More people are openly discussing their struggles with mental illness, but a new Ohio State led study finds we may be asking the wrong questions for those at risk of suicide, particularly gun owners.

The study, published in the American Medical Association journal reveals that gun owners are less likely to share their suicidal thoughts although data shows guns are the way most people end their lives.

“Things as simple as using gun safes, gun locks, trigger locks; placing these barriers between someone and ready access to a loaded weapon oftentimes slows the process down long enough that a person moves out of that peak crisis,“ said OSU clinical psychologist Craig Bryan.

Dr. Bryan recommends using a wider range of questions that are more tailored to the individual.

“Part of the reason that we've not been better at preventing suicide is we always kind of try to find the one path that everybody follows but there is no single path, there are multiple paths and we need to customize different strategies, interventions and prevention approaches for those different pathways,“ said Bryan.

Dr. Bryan said there is help for gun owners who have suicidal tendencies.

“Suicidal crises tend to come on suddenly, but don’t last very long. So, if we limit access to lethal methods during that short window of time, that could potentially prevent a suicide,” said Dr. Bryan. “Consider reaching out to someone that you trust; a fellow gun owner, a friend, a family member, a loved one, and saying 'Hey maybe now's not the time to have ready access to firearms. Can you help me lock them up? Would you hold them or babysit them for a while?'“

No one knows how important it is to identify those in peak crisis more than the Heck family. Jeff Heck's daughter committed suicide in 2019, and he and his wife Donna have now started a non-profit in her honor to help reach others before it is too late.

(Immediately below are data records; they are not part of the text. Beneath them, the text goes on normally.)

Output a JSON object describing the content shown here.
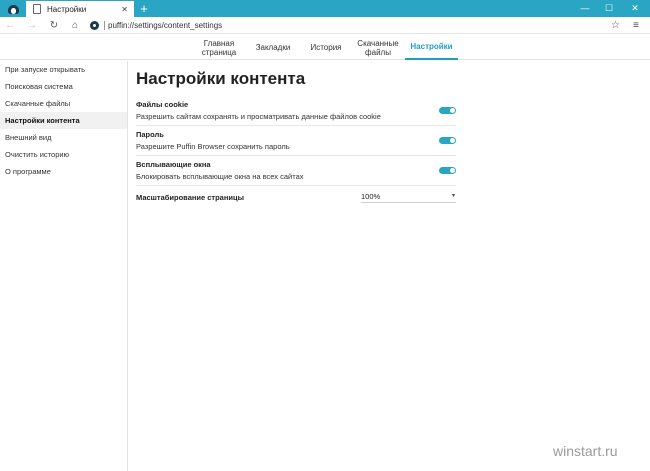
{
  "window": {
    "tab_title": "Настройки",
    "tab_close": "✕",
    "new_tab": "+",
    "min": "—",
    "max": "☐",
    "close": "✕"
  },
  "addressbar": {
    "back": "←",
    "forward": "→",
    "reload": "↻",
    "home": "⌂",
    "url": "puffin://settings/content_settings",
    "star": "☆",
    "menu": "≡"
  },
  "topnav": {
    "tabs": [
      {
        "label": "Главная страница"
      },
      {
        "label": "Закладки"
      },
      {
        "label": "История"
      },
      {
        "label": "Скачанные файлы"
      },
      {
        "label": "Настройки"
      }
    ],
    "active_index": 4
  },
  "sidebar": {
    "items": [
      {
        "label": "При запуске открывать"
      },
      {
        "label": "Поисковая система"
      },
      {
        "label": "Скачанные файлы"
      },
      {
        "label": "Настройки контента"
      },
      {
        "label": "Внешний вид"
      },
      {
        "label": "Очистить историю"
      },
      {
        "label": "О программе"
      }
    ],
    "active_index": 3
  },
  "main": {
    "title": "Настройки контента",
    "settings": [
      {
        "title": "Файлы cookie",
        "description": "Разрешить сайтам сохранять и просматривать данные файлов cookie",
        "enabled": true
      },
      {
        "title": "Пароль",
        "description": "Разрешите Puffin Browser сохранить пароль",
        "enabled": true
      },
      {
        "title": "Всплывающие окна",
        "description": "Блокировать всплывающие окна на всех сайтах",
        "enabled": true
      }
    ],
    "zoom": {
      "label": "Масштабирование страницы",
      "value": "100%",
      "caret": "▾"
    }
  },
  "watermark": "winstart.ru",
  "colors": {
    "accent": "#2aa6c4",
    "accent_text": "#1fa0c0"
  }
}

“It's that idea about trying to provide people resources and help and hope, and really an understanding that you can't see tomorrow, you just got to get through the moment, and if you can get through the moment you can be here tomorrow and you can live a life and you can live a good life and you can you can overcome,” said Jeff during an interview with his wife by his side.

Dr. Bryan said assessments should be amended to go beyond asking someone if they’ve thought about suicide by asking if they’ve considered a method of suicide, which gun owners are more likely to have an answer to. He said combining more comprehensive questions with simple barriers to immediate gun access can save lives.

Immediate help and resources are available for anyone who is in crisis. You can call the Suicide Prevention Lifeline 24/7 at 1-800-273-TALK (1-800-273-8255), or text the Crisis Text Line at 741741.

Williams was a reporter for WOSU. Natasha is an Emmy Award-winning journalist and has more than 20 years of television news and radio experience.